**Dataset records**
+---+
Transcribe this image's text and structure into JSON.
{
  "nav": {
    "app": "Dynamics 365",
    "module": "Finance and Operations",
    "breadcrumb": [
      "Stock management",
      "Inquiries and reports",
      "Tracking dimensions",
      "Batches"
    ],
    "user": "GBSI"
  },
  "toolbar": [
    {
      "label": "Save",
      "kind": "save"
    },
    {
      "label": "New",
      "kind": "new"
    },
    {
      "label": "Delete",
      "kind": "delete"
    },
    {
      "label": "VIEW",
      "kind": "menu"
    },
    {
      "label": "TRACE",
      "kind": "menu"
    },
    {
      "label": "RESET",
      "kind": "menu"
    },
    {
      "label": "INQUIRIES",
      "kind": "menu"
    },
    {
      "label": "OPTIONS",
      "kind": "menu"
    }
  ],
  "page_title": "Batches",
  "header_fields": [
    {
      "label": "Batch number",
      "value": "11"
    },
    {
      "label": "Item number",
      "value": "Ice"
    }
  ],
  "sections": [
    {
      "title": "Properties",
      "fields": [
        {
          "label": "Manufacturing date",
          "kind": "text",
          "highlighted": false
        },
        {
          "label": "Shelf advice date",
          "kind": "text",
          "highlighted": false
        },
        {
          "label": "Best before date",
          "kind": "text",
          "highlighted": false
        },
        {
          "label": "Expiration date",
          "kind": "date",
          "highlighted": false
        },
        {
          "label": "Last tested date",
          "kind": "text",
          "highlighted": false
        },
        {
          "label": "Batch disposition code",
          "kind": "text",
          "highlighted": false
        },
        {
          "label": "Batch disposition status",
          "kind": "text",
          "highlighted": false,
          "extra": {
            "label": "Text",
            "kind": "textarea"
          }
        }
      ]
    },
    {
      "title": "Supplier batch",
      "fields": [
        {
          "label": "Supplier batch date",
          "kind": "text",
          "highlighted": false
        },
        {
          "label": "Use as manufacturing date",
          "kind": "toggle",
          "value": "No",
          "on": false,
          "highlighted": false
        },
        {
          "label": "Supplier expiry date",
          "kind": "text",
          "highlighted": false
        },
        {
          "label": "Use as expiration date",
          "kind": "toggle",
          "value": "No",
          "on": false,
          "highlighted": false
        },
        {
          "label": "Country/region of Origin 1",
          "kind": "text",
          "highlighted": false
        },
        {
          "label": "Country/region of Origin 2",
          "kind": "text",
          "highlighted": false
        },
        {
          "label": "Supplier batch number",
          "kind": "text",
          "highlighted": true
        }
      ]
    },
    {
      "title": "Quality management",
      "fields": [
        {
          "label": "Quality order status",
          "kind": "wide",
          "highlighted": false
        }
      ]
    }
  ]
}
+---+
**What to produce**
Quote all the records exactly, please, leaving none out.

**Answer to the exercise**
Transcribe this image's text and structure into JSON.
{
  "nav": {
    "app": "Dynamics 365",
    "module": "Finance and Operations",
    "breadcrumb": [
      "Stock management",
      "Inquiries and reports",
      "Tracking dimensions",
      "Batches"
    ],
    "user": "GBSI"
  },
  "toolbar": [
    {
      "label": "Save",
      "kind": "save"
    },
    {
      "label": "New",
      "kind": "new"
    },
    {
      "label": "Delete",
      "kind": "delete"
    },
    {
      "label": "VIEW",
      "kind": "menu"
    },
    {
      "label": "TRACE",
      "kind": "menu"
    },
    {
      "label": "RESET",
      "kind": "menu"
    },
    {
      "label": "INQUIRIES",
      "kind": "menu"
    },
    {
      "label": "OPTIONS",
      "kind": "menu"
    }
  ],
  "page_title": "Batches",
  "header_fields": [
    {
      "label": "Batch number",
      "value": "11"
    },
    {
      "label": "Item number",
      "value": "Ice"
    }
  ],
  "sections": [
    {
      "title": "Properties",
      "fields": [
        {
          "label": "Manufacturing date",
          "kind": "text",
          "highlighted": false
        },
        {
          "label": "Shelf advice date",
          "kind": "text",
          "highlighted": false
        },
        {
          "label": "Best before date",
          "kind": "text",
          "highlighted": false
        },
        {
          "label": "Expiration date",
          "kind": "date",
          "highlighted": false
        },
        {
          "label": "Last tested date",
          "kind": "text",
          "highlighted": false
        },
        {
          "label": "Batch disposition code",
          "kind": "text",
          "highlighted": false
        },
        {
          "label": "Batch disposition status",
          "kind": "text",
          "highlighted": false,
          "extra": {
            "label": "Text",
            "kind": "textarea"
          }
        }
      ]
    },
    {
      "title": "Supplier batch",
      "fields": [
        {
          "label": "Supplier batch date",
          "kind": "text",
          "highlighted": false
        },
        {
          "label": "Use as manufacturing date",
          "kind": "toggle",
          "value": "No",
          "on": false,
          "highlighted": false
        },
        {
          "label": "Supplier expiry date",
          "kind": "text",
          "highlighted": false
        },
        {
          "label": "Use as expiration date",
          "kind": "toggle",
          "value": "No",
          "on": false,
          "highlighted": false
        },
        {
          "label": "Country/region of Origin 1",
          "kind": "text",
          "highlighted": false
        },
        {
          "label": "Country/region of Origin 2",
          "kind": "text",
          "highlighted": false
        },
        {
          "label": "Supplier batch number",
          "kind": "text",
          "highlighted": true
        }
      ]
    },
    {
      "title": "Quality management",
      "fields": [
        {
          "label": "Quality order status",
          "kind": "wide",
          "highlighted": false
        }
      ]
    }
  ]
}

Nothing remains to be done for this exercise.